Where things begin is as important as where they end up. The connection between those points is the essence of the origin story. When the players in such a tale embrace that idea, it makes the tale all the richer and gives it life beyond any natural conclusion.
“Since the age of 14, my father, George, worked as an apprentice in his brother’s cabinet shop, specializing in the production of furniture. In 1990 he started his own cabinet shop, building custom kitchens, vanities and wall units” Leo Cacciatore recalls “As a kid growing up, I would spend my summers working at the shop, staining kitchens cabinetry, closets and learning everything I could.”
Flash forward to the bustling streets of Lynbrook, the waterfront village of Stony Brook, ancient barns across rural America, a buzzing workshop in Bellmore, dining rooms and living rooms and kitchens across Long Island, and this story’s next chapter is being written by Cacciatore’s Rustic Loft. When he speaks, the relationship with the materials or the people for whom he and his team make their custom hardwood furniture, his passion is evident. One cannot help feel how embraces the idea that the time spent to learn a craft is forever intertwined with future creations, that the past informs the future every step of the way.
“In 2017 we started talking about the possibility of opening up a showroom showcasing all the different types of furniture we could build,” he says of the moment the concept for The Rustic Loft came to life. “We weren’t really sure whether to have it based on a theme or to just have all different types of styles available. After discussions with friends and family and through watching HGTV, we learned there was a high demand for rustic farm tables.
“We built a few to really fine-tune the manufacturing process. I posted them on social media and people just loved them. We decided to go for it.” He signed the lease for the Lynbrook location, renovated the place, and then went ahead and built pieces to fill the showroom. “My family was the biggest support,” he notes, “as initially this was a risk and we were going to have to live without my income for a while.”
The concept of family is apparent at every turn, stemming from those days learning at his father’s hand. It is essential, though Cacciatore does not say this overtly. He does not need to. It is right there in his own narrative. “Before she joined us full-time, my sister worked as a digital and media design strategist at Discover Long Island and would come work weekends, helping customers as well as developing our logo, digital presence and all media-related advertising. My wife, who was a full-time nurse, would work her days off at the showroom.

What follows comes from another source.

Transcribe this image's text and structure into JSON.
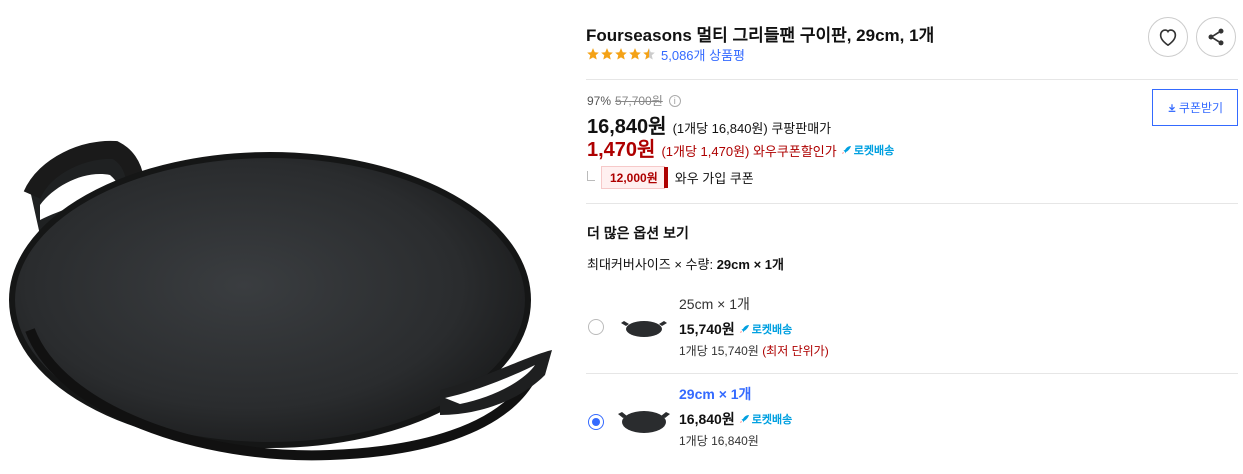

“My father, nothing less than a creative genius, designed many of the different styles we manufacture, and my mother would help with the book-keeping. Even my kids got involved. My daughter took an interest in design and would follow me around at the shop and showroom and learn everything she could. My son would help me with physical labor and even deliveries so I could keep costs low during the initial startup phase.”
If one played word association with Cacciatore, there’s a sense that almost every answer he’d give would be collaboration. Even the name of the business itself was a group effort. “We had a few different ideas for names initially. I wanted something that was conceptual to the theme of farm tables, yet versatile enough so that we could evolve with the styles. I also wanted to emphasize that it was American made. I came up with a few ideas and ran it through family and friends, and even did a group vote with the team at the Emergency Medical Company of Lynbrook Fire department, which I volunteer for. Everyone loved the name The Rustic Loft.”
That back-and-forth, the sharing of thoughts and visions and concepts, extends to every piece he and his team create. That, and the challenge, is the real thrill.
“I had a customer bring me an odd-sized wine fridge to fit in a corner perfectly. I had to literally do trigonometry to create the optimal piece to fit in perfectly all while ensuring the fridge fit in nicely to the cabinet,” Cacciatore says. “To this day that concept has inspired myself as well as many other customers to have similar pieces built. Another one is a wet bar we recently built, with a custom fridge built in and sized with the ability to fit a sink faucet and power a wine fridge. I really enjoy these types of projects, as they are challenging and really bring out our creative and analytical skills.
Equally rewarding is the process of giving new life to the reclaimed materials The Rustic Loft sources. Oak, maple and other wood that otherwise would have been lost to the ravages of time once again finds beauty and purpose. Naturally, Cacciatore doesn’t go about finding these materials alone, and the collaboration (there’s that word again) goes hand-in-hand with the same kind of exacting attention to detail in his associates that he demands of himself.
“We partnered with an Amish family of woodworkers who salvaged oak from old barns built in the 1800s out in Walnut Creek, Ohio. I watched how they would take apart the barns, plank by plank, run the beams through a metal detector to mark the nails for removal. Then they would kiln the wood to the optimal moisture level for furniture manufacturing.
“It is ingrained in their culture to value their resources and respect the history associated with it,” he adds. “With our reclaimed oak tables, it is really incredible to think that the very wood used to make the table was part of a barn right in our homeland. It truly is putting a piece of American history in your home.” And so the story continues…
The Rustic Loft: 420 Sunrise Hwy in Lynbrook, 97K Main Street at Stony Brook Village Center, and therusticloft.net.